The first half of August hasn’t produced enough rainfall to help the area of the state that’s suffering the most from dry conditions.
DNR Hydrology Resources Coordinator, Tim Hall, keeps an eye on the midwest drought monitor, which put out a new report today. “Things are creeping a little bit drier and a little bit worse on the drought monitor,” Hall says. “Not a whole lot of change — but the change that was is on the drier side. So, it’s not getting any better yet.”
The water situation is dramatically different from the top of the state where lawns are green and growing — to the bottom of the state — where the grass is brown and crunchy. “It’s a very, very sharp diving line that almost runs right along I-80 between areas that are way below normal for the first two weeks of August, and areas that are way above normal,” Hall says. “So, it’s really a north-south wet-dry pattern that we’ve been in for quite awhile here.”
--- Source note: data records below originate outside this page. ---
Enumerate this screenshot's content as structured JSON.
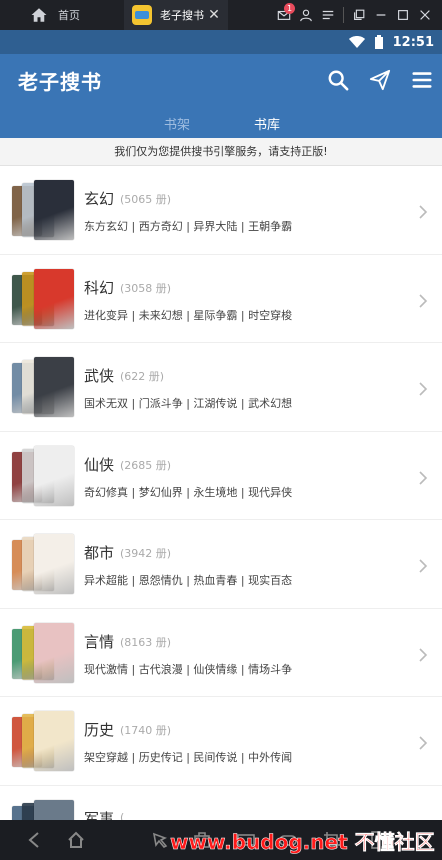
{
  "emulator": {
    "home_label": "首页",
    "tab_label": "老子搜书",
    "close_glyph": "✕",
    "message_badge": "1"
  },
  "status_bar": {
    "time": "12:51"
  },
  "header": {
    "title": "老子搜书",
    "tabs": [
      {
        "label": "书架"
      },
      {
        "label": "书库"
      }
    ],
    "active_tab": "书库"
  },
  "notice": "我们仅为您提供搜书引擎服务，请支持正版!",
  "categories": [
    {
      "name": "玄幻",
      "count": "(5065 册)",
      "tags": "东方玄幻 | 西方奇幻 | 异界大陆 | 王朝争霸",
      "colors": [
        "#6b4a2a",
        "#b9c4cf",
        "#2a2f3a"
      ]
    },
    {
      "name": "科幻",
      "count": "(3058 册)",
      "tags": "进化变异 | 未来幻想 | 星际争霸 | 时空穿梭",
      "colors": [
        "#1e3a2c",
        "#c8961e",
        "#d8392c"
      ]
    },
    {
      "name": "武侠",
      "count": "(622 册)",
      "tags": "国术无双 | 门派斗争 | 江湖传说 | 武术幻想",
      "colors": [
        "#5a7896",
        "#ece6da",
        "#3b3f46"
      ]
    },
    {
      "name": "仙侠",
      "count": "(2685 册)",
      "tags": "奇幻修真 | 梦幻仙界 | 永生境地 | 现代异侠",
      "colors": [
        "#7d2222",
        "#d2d2d2",
        "#eeeeee"
      ]
    },
    {
      "name": "都市",
      "count": "(3942 册)",
      "tags": "异术超能 | 恩怨情仇 | 热血青春 | 现实百态",
      "colors": [
        "#d07a3c",
        "#e9d8c0",
        "#f4efe8"
      ]
    },
    {
      "name": "言情",
      "count": "(8163 册)",
      "tags": "现代激情 | 古代浪漫 | 仙侠情缘 | 情场斗争",
      "colors": [
        "#2c8a5c",
        "#d8bb38",
        "#e8c2c2"
      ]
    },
    {
      "name": "历史",
      "count": "(1740 册)",
      "tags": "架空穿越 | 历史传记 | 民间传说 | 中外传闻",
      "colors": [
        "#c83a1e",
        "#e2b64a",
        "#f2e6ca"
      ]
    },
    {
      "name": "军事",
      "count": "(",
      "tags": "",
      "colors": [
        "#3a5a7a",
        "#2a3a4a",
        "#6a7a8a"
      ]
    }
  ],
  "watermark": "www.budog.net 不懂社区"
}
The drought map shows extreme to moderate drought conditions in south-central and southeast Iowa. Hall says there haven’t been many changes in that area of the state. “Those folks down there in southeast Iowa have been dealing with below normal precipitation for probably two years now,” according to Hall. “You go back 12 months and there are areas down there that are 15 or more inches below normal for the last 12 months. So, it’s an ongoing issue for them.” Hall says the positive side of the drought in that area is their drinking water supplies haven’t suffered.
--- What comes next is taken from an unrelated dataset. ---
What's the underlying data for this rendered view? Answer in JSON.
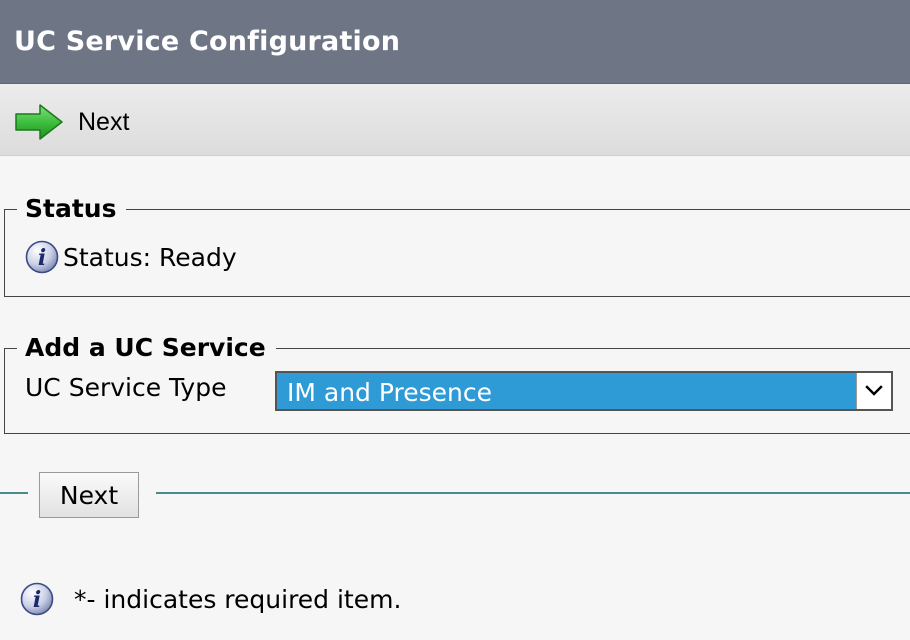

“Fortunately in many places in southern Iowa individuals get their drinking water through rural water systems which pull out of some of the lakes. So, we haven’t seen a lot of drinking water shortages across that part of the state,” Hall says. “So, on a drinking water side it’s okay. On an agricultural side — clearly those folks could use a lot of rain.” Hall says we are unfortunately getting into the time of the crop development where it may be too late for rain to help in that area. He says the drinking water situation would be a lot different if the northern part of the state was dry.
“The part of the state that’s the most vulnerable to shallow groundwater issues is the northwest part of the state, and fortunately they’ve had pretty healthy rainfall this year,” Hall explains. “Had the corners of the state been flip-flopped — instead of dryness in southeast Iowa, if it had been dryness in northwest Iowa — I think the situation would be much more critical than it is now.”
Hall says that’s no consolation to the farmers in the southern part of the state who need rain. He says they will continue to watch the water situation, as precipitation always drops off as we head into the fall months, and that could make things worse.